“When the word God is used on these pages, you may substitute the thought good orderly direction or flow. What we are talking about is a creative energy. God is useful shorthand for many of us, but so is Goddess, Mind, Universe, Source, and Higher Power…. The point is not what you name it. The point is that you try using it. For many of us, thinking of it as a form for spiritual electricity has been a very useful jumping off place.”
---Julia Cameron, The Artist’s Way
Hmmm. God as a useful reference, one of many terms in the thesaurus for creativity, innovation, creative force. Let me ponder that. It’s heavy stuff.
God isn’t found easily in my thesaurus, or my dictionary for that matter. Those places are too dull, too lifeless for such a word. Something else I was reading this morning was an essay on thrift. The writer was arguing that thrift should be a verb as well as a noun.
I feel that way about God. God is a verb, not a noun. God is action, is doing, is being, and is creating. Isn’t that the essence of God – creation? What I see God doing in this world certainly isn’t passive, and certainly isn’t just a thing, or an object. Instead God is the doing, the acting, the growing, the changing that is around us -- if we choose to look.

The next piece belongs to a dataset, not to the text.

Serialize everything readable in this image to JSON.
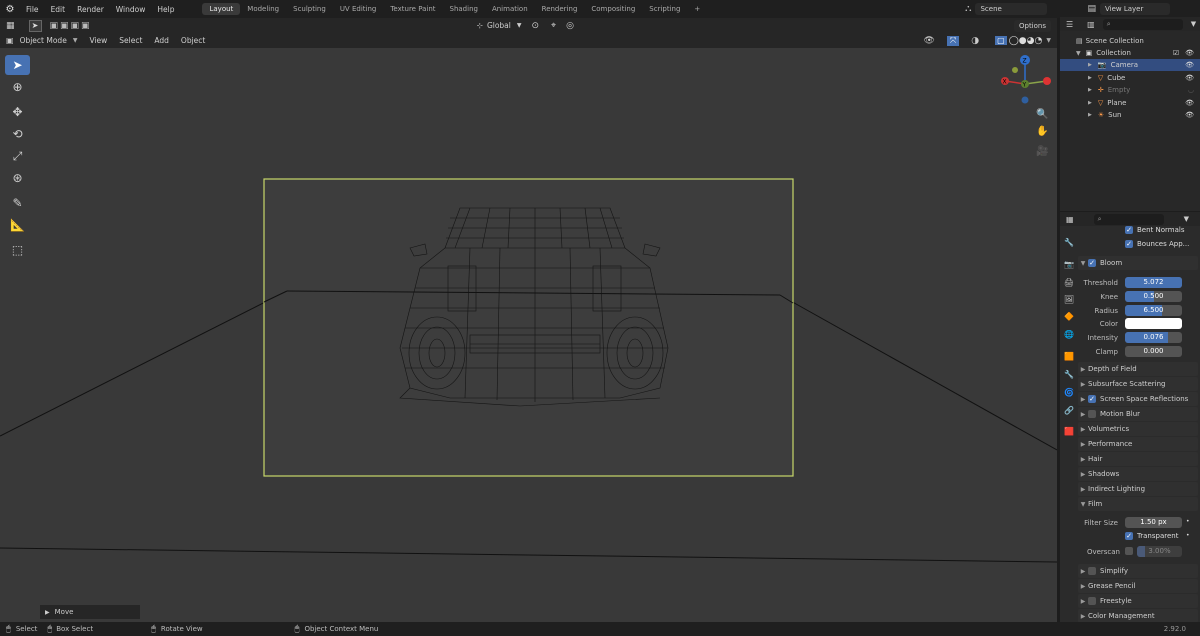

As I sit down with pen and paper seeking to write, or pick up the guitar, or break out m camera and take a look at a vase of Japanese iris on a rainy day, I experience God. I experience God in the rolling of the thunder and flashing of lightning awakening me from sleep in the night, or the purring of the cat as I pet his belly and scratch his ears, or in the flickering of the silver screen as I lose myself at the local cinema. These actions, doings, creations are God, around me.
I experienced God as a verb at a funeral a few days ago. People spoke of Kate as a person of action, her beauty and love expressed in her actions, her love and embracing of others. IT was not a sad service, but instead a slide show of countless actions of love and kindnesses. It was a rich kaleidoscope of her love energy, of God-action. Rather than grief, the room was filled with amazement and vibrancy.
“The point is that you try using it.” Ah, but can I simply study it from afar? Can I intellectualize it, analyze it, look it up in books, and create footnotes for my essay? No, that’s not the point. The point is that one needs to get off one’s butt, and tap into this energy, this God, and then go out and God. Let it flow, let it vibrate; let it out, in one form or another. Just do it. Just God.
-Neal Lemery, January, 2006